Pegg: I think the film is actually even more apt today, it's become more so, even since we shot it. The message of this, the social commentary in this iteration of "Star Trek" is that we're better together. That's what it's about. It's about collectivism. And in this era of Brexit, and talking about building walls in certain places, now more than ever we should be thinking about the value of collectivism, about cooperation, about unity.
That can be and is our strength, and the more fractured we become, the less secure we all feel. The villain in "Star Trek" -- we could've called him "Brexit." It's kind of a science fiction name.

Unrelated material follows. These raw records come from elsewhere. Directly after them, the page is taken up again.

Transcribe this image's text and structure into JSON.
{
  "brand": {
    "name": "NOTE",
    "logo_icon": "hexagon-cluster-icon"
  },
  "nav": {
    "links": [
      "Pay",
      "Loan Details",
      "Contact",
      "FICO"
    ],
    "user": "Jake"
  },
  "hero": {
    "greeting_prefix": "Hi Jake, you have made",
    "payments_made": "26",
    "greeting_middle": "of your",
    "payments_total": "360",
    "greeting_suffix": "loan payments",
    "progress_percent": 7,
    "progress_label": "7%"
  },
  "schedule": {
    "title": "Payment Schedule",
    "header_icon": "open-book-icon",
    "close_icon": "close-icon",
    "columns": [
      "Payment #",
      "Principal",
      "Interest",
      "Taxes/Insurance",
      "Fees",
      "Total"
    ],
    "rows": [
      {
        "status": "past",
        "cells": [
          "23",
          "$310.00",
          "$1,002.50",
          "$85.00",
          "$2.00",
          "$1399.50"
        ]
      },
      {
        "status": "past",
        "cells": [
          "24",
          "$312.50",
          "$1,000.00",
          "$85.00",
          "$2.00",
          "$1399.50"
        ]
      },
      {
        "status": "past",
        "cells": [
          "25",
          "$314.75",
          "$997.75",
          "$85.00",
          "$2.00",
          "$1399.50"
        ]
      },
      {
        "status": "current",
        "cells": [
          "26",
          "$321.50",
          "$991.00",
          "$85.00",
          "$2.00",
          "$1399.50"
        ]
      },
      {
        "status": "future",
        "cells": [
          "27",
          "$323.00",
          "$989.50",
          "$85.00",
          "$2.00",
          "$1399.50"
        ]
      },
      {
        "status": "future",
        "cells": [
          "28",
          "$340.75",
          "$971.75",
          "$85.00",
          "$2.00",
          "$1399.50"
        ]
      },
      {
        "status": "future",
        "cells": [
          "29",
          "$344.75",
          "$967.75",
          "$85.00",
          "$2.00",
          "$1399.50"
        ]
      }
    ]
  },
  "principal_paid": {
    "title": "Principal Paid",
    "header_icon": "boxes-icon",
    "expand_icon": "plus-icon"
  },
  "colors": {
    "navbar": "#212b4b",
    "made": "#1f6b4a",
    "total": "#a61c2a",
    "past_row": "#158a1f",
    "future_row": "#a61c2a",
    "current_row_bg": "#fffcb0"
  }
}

Cho: In the "Star Trek" setup, you're going into space and seeing so many different kinds of species, it does become comically apparent when you look around the planet Earth that we live on that we do have so much more in common than we don't. So the little things that seem to divide us here in our present time seem even more exaggeratedly small after seeing an episode of "Star Trek."
Quinto: I think the message is the same as it was when it began. It's just that we have more room to explore and express it than they did at the time. It's shocking to me how divisive our culture has become, and I feel like "Star Trek" maintains a position on inclusivity and unity that is as resonant today as it was in the late '60s.
This film in particular explores that idea, one side of that being about the unity and inclusivity and the other being about breaking that apart. And I think that's really reflective of the society we live in today. It's troubling to me on such deep levels that we've gotten to this point of unwillingness to see varied points of view or feelings or opinions or perspectives.
I think "Star Trek" remains, in a landscape of popular culture entertainment, something that is a beacon of inclusivity and progressive thinking. I think it just takes on different forms now than it did 50 years ago.
Pegg: I hope it goes on for another 50 years. We'll keep going for as long as we can, until we're old and inappropriate. Some of us already are, I'd say -- me. And who knows? The thing is about the new timeline is Picard, Janeway, all those guys -- they don't exist. I'm kidding! I'm kidding! Man, would I be in trouble!
Yeah, I hope it goes on. There's a new CBS series starting. They've got the galaxy -- I love that the universe is a boundless place and there's so many adventures to be had.
And as long as we have this idea that we might not just all kill ourselves and die in a big fire, we might actually become slightly more enlightened, slightly more tolerant beings and go off into space -- that is a lovely idea that I think secretly the vast majority of us want to achieve, you know? "Star Trek" will live forever.
"Star Trek Beyond" warps into theaters July 22.